I feel like the IRS and I have a pretty good relationship. I mean after all, I’ve been a reliable partner supporting their cause for fifty years. I’ve done my giving and they’ve done their taking. It works. Not only that, I’ve learned the IRS phone tree so well that I don’t have to wait for instructions anymore. It’s just 111112 and I’m in the queue. However, I do wish they’d change their hold music. After an hour and eight minutes listening to it on the speakerphone, it gets on my nerves. That was last night. I never got thru.
I tried again this morning, but my kids were having none of my need to sit at the desk with all of my IRS official correspondence laid out in front of me, and my phone set directly in my line of sight ready to be snatched up the second a human voice broke in on a beat. I’m telling you, it’s rattling to finally hear a human start reciting his or her agent ID number, grab the phone in a fluster, and then accidentally hang up because, instead of touching the speaker icon, I’ve touched the little red dot that says “end call.” Clearly, achieving the connection requires a careful hand and a solid plan. Successful IRS communications don’t just happen.
You may be wondering why I’m trying to reach them. Well basically, it’s because I can’t let go of the need to control things. It’s the big “but” problem. I’ve been, in my way, talking with God about this since yesterday afternoon. He’s not really saying much other than things like, “Who do you think I am?” or “What makes you think I don’t have this?” And my response has been, “But I just want to be sure they’ve received all of my documentation because their reply letter wasn’t specific and maybe they didn’t get everything…” Blah blah blah.
We’ve continued to go back and forth like this for the past few hours. My last big “but” was this: “But isn’t it just being responsible to reach out and confirm they’ve received my amended documentation?” That’s when my rational voice stuck her nose in it and said, “You bet. That’s the way things get done ‘round here.” And as soon as she said it, I got a swirling noisy feeling in my gut, a sure sign that she was wrong again. Not that I recognized it right away. After all, she does make sense. So I pondered it for a while, rehearsed my opening line for the call, and was immediately enveloped by a malaise of anxiety. Another sure sign that I was on the wrong track.

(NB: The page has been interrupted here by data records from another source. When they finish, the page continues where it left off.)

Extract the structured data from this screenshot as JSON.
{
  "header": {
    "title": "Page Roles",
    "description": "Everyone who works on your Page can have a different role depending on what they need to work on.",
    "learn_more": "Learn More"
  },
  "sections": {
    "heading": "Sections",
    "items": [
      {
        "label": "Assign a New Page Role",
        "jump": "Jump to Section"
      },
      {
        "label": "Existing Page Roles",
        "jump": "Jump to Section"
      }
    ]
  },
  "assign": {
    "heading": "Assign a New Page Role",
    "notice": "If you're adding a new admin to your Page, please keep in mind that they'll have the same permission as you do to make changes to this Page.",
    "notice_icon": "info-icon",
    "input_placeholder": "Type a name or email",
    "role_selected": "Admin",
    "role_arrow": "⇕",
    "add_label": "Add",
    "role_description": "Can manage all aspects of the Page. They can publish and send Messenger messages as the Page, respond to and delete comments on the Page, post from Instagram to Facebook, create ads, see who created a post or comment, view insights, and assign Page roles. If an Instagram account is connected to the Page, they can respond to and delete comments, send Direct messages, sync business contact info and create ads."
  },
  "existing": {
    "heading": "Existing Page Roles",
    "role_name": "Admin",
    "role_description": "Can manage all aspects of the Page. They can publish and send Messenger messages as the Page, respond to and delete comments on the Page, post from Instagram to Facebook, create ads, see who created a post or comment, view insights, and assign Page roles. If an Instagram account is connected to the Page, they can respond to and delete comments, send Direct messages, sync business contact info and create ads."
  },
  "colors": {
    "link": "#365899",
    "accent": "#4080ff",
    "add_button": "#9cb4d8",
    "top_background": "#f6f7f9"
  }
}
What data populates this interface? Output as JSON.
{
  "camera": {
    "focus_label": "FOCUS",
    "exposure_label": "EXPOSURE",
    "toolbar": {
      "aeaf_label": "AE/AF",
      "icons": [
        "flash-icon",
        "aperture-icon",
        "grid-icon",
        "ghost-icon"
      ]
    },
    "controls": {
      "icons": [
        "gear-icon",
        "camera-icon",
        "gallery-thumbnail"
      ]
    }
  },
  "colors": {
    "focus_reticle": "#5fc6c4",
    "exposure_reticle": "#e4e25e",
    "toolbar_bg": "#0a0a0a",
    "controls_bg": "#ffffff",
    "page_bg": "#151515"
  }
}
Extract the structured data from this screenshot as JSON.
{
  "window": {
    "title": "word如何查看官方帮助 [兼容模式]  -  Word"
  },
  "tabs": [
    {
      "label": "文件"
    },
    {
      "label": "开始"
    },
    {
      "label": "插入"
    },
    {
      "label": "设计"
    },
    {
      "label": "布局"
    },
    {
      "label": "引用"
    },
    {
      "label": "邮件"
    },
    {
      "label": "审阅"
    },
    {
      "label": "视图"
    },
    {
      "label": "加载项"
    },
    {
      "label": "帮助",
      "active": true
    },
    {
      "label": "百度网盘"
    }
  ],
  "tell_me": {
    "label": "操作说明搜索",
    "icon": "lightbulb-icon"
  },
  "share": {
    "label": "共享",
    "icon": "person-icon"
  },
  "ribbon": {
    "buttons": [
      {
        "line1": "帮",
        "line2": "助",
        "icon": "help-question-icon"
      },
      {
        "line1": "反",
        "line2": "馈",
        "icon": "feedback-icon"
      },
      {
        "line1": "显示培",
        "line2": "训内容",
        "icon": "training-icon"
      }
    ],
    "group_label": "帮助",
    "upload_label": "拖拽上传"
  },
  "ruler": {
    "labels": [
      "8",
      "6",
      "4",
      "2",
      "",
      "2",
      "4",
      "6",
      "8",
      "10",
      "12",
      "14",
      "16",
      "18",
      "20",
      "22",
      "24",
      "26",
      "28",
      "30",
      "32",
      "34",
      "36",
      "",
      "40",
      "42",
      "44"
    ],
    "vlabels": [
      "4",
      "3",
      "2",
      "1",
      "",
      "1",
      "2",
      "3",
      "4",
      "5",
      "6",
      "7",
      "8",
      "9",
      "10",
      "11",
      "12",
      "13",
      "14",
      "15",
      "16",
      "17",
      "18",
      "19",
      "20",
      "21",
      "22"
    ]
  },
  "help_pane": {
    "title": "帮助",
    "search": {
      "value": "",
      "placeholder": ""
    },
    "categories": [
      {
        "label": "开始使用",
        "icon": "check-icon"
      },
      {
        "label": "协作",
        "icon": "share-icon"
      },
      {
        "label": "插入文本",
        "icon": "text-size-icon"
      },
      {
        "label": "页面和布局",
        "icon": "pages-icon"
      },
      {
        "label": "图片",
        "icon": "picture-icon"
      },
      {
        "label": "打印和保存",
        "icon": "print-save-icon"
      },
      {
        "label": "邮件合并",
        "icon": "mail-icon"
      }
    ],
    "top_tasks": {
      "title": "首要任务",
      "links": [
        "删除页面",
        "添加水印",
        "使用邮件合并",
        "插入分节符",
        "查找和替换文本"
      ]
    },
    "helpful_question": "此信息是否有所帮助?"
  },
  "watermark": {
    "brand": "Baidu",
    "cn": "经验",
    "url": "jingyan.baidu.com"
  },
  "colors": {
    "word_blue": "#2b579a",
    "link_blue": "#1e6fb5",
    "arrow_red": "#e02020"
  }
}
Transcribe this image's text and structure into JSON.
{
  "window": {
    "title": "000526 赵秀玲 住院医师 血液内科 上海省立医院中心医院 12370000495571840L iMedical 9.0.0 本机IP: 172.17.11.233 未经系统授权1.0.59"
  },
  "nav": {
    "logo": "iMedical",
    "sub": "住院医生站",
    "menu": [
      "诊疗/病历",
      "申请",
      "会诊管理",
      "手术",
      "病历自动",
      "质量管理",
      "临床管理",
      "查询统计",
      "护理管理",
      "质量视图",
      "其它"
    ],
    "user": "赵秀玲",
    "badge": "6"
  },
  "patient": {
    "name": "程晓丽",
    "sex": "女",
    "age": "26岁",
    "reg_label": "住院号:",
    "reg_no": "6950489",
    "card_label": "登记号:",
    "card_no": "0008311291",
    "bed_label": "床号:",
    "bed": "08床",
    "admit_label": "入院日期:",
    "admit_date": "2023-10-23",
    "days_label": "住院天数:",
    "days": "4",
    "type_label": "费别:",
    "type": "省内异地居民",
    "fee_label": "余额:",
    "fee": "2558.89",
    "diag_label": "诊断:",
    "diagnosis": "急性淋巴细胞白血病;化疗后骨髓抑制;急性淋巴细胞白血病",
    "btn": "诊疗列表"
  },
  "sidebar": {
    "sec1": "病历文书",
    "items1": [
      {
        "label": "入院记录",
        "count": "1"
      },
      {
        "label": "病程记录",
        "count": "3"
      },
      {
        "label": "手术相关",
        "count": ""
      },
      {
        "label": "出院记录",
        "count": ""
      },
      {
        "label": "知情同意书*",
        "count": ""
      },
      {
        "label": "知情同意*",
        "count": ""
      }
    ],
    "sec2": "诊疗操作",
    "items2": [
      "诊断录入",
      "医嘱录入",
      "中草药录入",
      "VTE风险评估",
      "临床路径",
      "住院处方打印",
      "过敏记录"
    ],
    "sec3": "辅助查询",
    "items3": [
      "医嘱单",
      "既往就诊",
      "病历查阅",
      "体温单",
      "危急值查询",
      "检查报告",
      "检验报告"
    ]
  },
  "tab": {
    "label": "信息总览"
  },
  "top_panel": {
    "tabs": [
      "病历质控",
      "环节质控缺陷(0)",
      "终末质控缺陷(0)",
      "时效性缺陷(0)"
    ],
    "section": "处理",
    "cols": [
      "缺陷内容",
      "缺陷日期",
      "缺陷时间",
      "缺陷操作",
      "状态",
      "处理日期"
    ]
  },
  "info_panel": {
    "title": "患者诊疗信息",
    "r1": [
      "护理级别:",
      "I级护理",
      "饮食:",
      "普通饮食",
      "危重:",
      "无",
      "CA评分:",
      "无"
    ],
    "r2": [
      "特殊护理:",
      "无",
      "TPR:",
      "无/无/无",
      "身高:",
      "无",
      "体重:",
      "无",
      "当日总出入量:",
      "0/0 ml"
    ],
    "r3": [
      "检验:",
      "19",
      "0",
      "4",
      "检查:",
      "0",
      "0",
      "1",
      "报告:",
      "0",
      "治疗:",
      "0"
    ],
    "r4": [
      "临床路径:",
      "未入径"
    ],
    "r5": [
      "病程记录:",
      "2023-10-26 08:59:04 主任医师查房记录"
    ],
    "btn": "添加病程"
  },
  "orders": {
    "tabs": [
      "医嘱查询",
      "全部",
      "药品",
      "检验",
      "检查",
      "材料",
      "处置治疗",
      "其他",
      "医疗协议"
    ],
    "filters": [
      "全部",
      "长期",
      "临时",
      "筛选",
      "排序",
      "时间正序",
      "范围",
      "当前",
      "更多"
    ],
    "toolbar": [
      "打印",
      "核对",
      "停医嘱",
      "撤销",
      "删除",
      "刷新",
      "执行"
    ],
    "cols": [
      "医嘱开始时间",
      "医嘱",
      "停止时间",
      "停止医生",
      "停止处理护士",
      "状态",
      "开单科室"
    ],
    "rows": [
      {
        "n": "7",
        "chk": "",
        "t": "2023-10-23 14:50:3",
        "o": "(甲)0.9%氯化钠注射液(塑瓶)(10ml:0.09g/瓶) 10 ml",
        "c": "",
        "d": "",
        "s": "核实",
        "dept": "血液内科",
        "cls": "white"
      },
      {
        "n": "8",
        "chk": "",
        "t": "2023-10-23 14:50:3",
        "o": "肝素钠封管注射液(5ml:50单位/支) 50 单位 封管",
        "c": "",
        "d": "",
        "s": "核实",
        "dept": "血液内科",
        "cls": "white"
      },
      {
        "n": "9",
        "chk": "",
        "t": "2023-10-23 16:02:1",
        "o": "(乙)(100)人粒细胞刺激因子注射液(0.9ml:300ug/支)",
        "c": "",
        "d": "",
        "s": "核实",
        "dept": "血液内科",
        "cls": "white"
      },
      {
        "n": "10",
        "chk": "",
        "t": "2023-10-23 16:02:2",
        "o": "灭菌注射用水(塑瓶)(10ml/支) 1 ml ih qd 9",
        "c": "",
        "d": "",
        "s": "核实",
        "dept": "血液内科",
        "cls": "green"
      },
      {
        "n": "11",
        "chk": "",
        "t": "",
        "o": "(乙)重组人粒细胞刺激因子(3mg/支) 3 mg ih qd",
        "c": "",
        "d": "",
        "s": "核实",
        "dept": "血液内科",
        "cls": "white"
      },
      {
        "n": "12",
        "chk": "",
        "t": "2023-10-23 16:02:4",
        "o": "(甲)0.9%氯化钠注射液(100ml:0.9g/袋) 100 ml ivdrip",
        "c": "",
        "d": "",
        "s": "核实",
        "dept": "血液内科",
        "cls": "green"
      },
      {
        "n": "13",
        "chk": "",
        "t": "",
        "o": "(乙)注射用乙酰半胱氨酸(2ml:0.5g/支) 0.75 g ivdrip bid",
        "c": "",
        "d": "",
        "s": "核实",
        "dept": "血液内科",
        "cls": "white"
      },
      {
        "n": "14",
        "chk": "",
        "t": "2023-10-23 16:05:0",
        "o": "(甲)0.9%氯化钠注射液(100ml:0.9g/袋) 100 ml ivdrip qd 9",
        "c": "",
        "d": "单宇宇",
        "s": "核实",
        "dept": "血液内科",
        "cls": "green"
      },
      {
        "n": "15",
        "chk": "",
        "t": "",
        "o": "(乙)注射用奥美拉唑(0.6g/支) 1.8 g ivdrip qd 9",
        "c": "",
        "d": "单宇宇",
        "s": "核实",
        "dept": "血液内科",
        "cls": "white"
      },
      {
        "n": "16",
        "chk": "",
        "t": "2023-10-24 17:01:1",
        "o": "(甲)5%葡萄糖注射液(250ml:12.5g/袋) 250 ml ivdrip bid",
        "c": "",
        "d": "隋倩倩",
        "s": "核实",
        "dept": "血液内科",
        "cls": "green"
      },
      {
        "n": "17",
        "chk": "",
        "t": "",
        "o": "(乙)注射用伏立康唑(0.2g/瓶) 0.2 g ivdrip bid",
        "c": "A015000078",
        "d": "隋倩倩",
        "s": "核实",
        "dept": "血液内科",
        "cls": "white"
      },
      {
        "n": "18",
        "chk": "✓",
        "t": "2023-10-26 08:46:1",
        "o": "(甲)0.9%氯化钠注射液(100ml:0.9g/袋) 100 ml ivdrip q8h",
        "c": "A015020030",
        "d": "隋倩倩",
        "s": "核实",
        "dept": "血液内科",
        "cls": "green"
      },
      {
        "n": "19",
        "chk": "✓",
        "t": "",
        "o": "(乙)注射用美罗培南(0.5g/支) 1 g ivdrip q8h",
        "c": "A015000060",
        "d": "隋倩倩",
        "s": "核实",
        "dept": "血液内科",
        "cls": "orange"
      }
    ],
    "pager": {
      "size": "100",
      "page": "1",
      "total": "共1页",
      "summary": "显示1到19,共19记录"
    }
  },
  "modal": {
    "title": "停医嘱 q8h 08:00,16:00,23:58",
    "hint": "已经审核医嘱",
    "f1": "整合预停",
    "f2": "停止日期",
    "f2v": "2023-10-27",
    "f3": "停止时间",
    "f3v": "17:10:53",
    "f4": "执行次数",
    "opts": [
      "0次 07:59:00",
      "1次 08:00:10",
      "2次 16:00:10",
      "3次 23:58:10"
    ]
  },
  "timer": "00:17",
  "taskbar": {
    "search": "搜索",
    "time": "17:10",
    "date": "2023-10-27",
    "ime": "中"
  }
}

My rational voice didn’t give up, and if I had let her, she would have driven me into a state of victim-osis (victim-osis: a ranting state of anger and frustration about life and how it’s unfair, and nobody understands me, and I’ve worked so hard it’s not right that anyone should threaten my future…and so on and so forth). When victim-osis sets in, the big “but” grows into a full-out noise storm that usually drives me to drink not just one, but two glasses of wine! After six pm, of course, but still, you get my point. I end up whacked out.
Slowly but surely, I’m learning how to avoid the state of “whacked-outness”, each time more quickly catching myself before I drift too far down a deep dark path. The key is to ask God what He wants me to see. It’s best if I ask while sitting in the shade of the back patio. Alone. I can see better out there.
I asked. Here’s what He showed me. When certain kinds of threats appear on the horizon, they trigger a “cordoning off” of my life. In other words, it’s easy to “deed the circumstantial space” to Him when the risk of things going wrong is small or inconsequential. In those cases, I know I’ll be fine or I’ve already come up with a fallback if things don’t go well, so I’m willing to do what He’s asked and then let things unfold. I think I’m all in, but I’m really not: I’ve got a contingency plan. It’s not a conscious thing; it’s just how I process surprises and keep my life on track.
This IRS thing isn’t like all the other “things.” This one is screaming for me to keep the ropes up and take charge of fixing the problem. The consequences are of no small impact. I very much want to avoid a potential misunderstanding because of a missing piece of documentation. It’s obvious that a simple phone call would put my fears to rest.
But I can’t make that call. Not now. God is using this situation to show me that my big “but” is getting in the way, and that this thing, along with all other things, is no big thing. For Him, that is. He wants me to know what it feels like to trust Him with every thing in my life, even if it means I may end up a bag lady at the end.
Sorry, old habits die hard.